:: TASK ::
Which lines in the records below include the word "ATTACK"? Report each of them in full.

:: RECORDS ::
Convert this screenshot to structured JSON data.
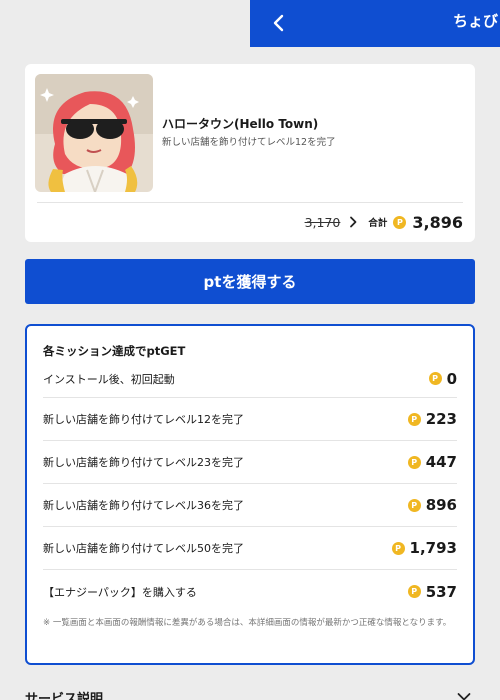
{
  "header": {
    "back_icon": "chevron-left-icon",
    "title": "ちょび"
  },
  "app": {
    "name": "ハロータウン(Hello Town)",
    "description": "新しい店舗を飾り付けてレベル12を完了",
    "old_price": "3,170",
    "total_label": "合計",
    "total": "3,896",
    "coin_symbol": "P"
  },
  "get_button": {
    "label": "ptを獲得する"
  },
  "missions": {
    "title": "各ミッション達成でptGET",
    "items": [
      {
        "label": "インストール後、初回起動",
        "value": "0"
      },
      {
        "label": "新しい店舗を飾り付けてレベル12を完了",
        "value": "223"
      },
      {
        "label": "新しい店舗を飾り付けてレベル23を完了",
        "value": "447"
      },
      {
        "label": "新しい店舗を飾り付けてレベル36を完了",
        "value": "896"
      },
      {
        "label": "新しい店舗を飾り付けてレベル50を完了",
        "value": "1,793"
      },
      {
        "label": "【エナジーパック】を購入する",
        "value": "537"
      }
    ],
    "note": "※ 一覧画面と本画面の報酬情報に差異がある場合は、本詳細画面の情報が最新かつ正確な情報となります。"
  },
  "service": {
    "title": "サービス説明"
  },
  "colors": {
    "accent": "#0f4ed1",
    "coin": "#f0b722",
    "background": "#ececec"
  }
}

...

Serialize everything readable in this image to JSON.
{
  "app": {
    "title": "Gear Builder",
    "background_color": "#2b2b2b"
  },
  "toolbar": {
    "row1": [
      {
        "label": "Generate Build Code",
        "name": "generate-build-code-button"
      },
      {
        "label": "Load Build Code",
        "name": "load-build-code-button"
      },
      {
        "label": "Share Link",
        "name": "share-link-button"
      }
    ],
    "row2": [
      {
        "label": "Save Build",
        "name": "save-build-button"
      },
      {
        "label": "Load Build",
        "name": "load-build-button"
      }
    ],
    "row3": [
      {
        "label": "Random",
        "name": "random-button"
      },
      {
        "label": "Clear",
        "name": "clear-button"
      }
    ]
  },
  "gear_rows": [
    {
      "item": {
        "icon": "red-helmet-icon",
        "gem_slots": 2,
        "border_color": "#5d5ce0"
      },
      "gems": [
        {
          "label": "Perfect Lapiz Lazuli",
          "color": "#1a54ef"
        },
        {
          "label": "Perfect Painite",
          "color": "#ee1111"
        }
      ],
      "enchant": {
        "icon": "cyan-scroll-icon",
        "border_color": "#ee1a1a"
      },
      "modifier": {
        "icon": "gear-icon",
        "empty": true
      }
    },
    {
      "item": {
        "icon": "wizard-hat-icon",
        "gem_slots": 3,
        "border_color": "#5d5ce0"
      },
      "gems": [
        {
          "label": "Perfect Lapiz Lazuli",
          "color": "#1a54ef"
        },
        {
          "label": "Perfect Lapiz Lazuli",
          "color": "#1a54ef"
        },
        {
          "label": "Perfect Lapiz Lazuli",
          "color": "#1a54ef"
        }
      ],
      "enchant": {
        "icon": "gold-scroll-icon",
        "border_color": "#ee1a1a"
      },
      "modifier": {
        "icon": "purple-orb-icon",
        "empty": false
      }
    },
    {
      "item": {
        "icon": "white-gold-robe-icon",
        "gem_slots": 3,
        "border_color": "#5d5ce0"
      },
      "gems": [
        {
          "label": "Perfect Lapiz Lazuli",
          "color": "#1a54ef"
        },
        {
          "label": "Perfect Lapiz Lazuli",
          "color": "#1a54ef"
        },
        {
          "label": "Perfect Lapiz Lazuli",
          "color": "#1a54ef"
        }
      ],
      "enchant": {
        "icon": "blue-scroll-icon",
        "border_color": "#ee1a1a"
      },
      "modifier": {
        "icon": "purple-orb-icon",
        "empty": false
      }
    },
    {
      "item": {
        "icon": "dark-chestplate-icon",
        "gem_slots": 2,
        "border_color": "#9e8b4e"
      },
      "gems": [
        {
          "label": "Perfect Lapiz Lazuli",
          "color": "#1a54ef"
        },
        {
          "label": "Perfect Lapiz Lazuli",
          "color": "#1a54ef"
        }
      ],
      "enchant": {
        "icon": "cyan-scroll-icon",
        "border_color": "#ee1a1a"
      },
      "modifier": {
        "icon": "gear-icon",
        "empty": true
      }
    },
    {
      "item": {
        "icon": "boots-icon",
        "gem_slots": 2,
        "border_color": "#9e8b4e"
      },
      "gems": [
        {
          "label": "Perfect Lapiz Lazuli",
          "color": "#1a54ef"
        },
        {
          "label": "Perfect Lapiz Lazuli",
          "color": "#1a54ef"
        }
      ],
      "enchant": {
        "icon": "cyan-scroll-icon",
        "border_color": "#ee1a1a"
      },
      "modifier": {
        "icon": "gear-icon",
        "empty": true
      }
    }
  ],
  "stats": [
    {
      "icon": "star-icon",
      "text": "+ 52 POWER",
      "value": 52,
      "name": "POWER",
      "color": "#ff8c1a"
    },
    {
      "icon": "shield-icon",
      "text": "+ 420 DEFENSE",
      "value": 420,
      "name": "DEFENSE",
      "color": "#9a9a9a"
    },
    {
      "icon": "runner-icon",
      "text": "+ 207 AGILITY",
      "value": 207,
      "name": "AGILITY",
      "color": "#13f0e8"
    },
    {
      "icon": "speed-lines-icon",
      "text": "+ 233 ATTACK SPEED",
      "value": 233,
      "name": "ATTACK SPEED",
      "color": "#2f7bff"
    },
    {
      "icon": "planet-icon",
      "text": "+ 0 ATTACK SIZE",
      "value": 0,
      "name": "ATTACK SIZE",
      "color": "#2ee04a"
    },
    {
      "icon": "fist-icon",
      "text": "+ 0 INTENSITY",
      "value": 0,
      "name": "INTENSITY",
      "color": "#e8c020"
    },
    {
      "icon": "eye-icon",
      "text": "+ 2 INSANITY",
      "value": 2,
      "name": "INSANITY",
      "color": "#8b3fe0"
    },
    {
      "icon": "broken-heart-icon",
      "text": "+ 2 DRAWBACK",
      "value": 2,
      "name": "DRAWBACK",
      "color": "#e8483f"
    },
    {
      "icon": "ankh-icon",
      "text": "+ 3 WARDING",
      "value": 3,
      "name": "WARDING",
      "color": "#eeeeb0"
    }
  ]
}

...

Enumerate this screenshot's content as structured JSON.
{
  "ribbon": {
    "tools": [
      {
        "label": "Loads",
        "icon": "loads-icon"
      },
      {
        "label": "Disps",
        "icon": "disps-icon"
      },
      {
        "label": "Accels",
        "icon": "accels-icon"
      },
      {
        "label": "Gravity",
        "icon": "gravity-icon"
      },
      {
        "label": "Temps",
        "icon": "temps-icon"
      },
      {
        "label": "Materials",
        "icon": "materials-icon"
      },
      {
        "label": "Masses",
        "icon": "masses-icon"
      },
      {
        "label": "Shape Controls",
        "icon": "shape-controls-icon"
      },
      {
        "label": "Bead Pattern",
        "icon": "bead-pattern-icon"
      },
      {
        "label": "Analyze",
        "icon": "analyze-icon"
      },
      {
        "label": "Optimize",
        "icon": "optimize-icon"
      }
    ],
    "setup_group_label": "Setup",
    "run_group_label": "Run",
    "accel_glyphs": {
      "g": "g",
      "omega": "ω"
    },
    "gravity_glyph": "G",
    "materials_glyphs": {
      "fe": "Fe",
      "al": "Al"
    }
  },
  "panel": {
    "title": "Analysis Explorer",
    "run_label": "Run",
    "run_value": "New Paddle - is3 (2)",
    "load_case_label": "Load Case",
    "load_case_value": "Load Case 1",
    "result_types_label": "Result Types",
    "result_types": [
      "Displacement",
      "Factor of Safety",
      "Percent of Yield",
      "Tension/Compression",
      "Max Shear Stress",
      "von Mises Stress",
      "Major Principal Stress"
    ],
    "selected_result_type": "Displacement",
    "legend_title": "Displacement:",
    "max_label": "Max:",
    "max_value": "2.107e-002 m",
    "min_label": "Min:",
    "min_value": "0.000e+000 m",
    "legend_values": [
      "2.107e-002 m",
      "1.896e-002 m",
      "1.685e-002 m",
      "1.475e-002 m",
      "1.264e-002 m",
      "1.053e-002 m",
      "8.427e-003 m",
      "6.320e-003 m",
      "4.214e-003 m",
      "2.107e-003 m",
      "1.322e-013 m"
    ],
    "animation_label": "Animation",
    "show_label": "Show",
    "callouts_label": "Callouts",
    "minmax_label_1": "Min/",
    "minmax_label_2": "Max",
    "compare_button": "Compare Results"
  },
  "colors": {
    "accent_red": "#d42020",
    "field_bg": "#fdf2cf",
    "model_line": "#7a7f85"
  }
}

:: ANSWER BOX ::
      "text": "+ 233 ATTACK SPEED",
      "name": "ATTACK SPEED",
      "text": "+ 0 ATTACK SIZE",
      "name": "ATTACK SIZE",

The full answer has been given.